*Directions*.
Check every line below, and copy those that include "Person".

*The data*.
◆ ◆ ◆ ◆ ◆
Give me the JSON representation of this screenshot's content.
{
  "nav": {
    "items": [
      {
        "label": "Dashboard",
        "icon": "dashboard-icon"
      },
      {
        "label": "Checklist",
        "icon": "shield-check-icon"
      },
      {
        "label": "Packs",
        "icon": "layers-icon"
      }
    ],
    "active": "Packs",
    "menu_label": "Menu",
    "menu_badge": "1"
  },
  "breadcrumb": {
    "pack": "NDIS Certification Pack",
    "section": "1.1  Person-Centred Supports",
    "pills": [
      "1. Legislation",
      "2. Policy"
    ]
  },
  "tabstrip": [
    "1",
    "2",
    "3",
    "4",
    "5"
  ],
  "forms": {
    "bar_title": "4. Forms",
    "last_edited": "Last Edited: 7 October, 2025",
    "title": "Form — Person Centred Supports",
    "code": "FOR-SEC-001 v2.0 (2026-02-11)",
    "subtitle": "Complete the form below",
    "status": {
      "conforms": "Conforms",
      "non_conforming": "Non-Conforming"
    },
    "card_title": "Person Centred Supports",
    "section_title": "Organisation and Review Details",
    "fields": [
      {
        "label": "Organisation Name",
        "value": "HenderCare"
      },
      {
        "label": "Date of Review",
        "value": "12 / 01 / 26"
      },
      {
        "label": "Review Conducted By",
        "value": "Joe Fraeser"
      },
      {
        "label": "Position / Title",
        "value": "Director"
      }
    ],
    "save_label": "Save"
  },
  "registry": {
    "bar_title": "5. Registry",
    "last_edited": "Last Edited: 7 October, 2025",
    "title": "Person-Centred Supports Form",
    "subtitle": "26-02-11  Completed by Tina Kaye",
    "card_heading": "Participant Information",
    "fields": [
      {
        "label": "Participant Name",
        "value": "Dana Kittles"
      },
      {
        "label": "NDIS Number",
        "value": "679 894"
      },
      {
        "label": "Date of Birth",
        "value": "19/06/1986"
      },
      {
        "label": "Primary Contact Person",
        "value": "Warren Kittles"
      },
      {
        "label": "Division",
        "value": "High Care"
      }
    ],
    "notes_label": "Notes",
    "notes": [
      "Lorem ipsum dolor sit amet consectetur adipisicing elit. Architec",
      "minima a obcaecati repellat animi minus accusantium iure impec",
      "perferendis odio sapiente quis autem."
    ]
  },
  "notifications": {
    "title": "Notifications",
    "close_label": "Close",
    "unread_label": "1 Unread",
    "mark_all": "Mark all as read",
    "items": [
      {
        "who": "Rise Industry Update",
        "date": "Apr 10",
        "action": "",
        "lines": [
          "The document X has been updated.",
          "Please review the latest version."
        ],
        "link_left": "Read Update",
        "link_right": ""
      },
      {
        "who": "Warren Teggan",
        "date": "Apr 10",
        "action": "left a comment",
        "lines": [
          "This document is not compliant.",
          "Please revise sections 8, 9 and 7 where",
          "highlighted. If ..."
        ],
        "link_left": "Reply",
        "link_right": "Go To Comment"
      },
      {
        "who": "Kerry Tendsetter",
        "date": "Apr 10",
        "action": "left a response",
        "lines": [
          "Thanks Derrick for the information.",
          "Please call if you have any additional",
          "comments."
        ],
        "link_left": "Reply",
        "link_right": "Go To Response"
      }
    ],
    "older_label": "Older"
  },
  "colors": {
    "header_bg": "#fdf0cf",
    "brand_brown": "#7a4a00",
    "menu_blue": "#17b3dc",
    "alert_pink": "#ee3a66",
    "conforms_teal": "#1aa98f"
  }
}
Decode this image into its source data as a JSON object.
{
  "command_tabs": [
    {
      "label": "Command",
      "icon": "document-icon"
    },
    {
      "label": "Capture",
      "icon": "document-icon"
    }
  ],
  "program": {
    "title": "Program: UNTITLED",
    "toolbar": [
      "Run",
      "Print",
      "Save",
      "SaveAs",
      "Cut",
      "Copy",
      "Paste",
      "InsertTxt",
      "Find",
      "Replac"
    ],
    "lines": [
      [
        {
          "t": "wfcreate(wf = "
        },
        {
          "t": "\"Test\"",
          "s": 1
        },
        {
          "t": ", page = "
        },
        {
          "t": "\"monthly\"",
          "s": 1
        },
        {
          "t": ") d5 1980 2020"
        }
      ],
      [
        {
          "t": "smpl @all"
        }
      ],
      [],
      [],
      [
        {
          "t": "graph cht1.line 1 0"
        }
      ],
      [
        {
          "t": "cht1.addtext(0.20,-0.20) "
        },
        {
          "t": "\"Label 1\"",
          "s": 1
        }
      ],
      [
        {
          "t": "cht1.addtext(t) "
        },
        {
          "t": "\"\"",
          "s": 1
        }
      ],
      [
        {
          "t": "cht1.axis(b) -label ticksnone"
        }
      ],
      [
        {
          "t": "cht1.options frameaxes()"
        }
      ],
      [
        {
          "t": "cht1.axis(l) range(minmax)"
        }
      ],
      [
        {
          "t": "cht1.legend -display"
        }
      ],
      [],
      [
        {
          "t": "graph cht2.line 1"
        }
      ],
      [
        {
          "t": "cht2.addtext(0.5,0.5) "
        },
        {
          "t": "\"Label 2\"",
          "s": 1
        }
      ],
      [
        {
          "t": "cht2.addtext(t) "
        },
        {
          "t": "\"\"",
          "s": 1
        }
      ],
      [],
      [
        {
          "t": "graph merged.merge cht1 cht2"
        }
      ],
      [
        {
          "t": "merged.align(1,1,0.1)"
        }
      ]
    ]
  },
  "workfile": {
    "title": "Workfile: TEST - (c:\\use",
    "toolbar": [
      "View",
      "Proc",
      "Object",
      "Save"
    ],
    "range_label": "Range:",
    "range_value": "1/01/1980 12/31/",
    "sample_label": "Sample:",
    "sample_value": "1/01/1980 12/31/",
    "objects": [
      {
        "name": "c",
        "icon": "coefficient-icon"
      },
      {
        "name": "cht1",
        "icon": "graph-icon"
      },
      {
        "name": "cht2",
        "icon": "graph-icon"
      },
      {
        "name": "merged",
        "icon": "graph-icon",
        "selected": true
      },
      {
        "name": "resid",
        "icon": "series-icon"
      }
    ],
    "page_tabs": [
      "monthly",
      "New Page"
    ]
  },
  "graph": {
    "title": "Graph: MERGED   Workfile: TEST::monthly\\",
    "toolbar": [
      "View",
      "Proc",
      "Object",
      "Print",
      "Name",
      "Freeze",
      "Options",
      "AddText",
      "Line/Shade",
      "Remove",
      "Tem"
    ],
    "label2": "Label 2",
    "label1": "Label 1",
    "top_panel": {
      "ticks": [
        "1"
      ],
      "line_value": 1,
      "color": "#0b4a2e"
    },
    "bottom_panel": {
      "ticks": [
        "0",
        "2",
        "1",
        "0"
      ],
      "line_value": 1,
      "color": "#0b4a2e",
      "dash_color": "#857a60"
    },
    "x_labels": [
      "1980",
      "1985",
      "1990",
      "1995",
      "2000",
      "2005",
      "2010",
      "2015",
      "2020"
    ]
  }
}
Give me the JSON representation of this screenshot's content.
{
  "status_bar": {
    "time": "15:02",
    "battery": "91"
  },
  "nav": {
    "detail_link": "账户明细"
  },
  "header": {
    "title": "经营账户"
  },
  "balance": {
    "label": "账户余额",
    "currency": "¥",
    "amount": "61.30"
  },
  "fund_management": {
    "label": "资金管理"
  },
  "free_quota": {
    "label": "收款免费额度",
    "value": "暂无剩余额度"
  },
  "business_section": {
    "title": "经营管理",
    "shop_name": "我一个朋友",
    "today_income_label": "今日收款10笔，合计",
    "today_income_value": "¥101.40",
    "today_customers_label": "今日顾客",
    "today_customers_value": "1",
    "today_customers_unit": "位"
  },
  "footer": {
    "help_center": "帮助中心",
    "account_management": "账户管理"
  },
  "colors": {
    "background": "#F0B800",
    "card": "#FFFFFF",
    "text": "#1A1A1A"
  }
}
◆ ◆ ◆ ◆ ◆
*Exercise answer*.
    "section": "1.1  Person-Centred Supports",
    "title": "Form — Person Centred Supports",
    "card_title": "Person Centred Supports",
    "title": "Person-Centred Supports Form",
        "label": "Primary Contact Person",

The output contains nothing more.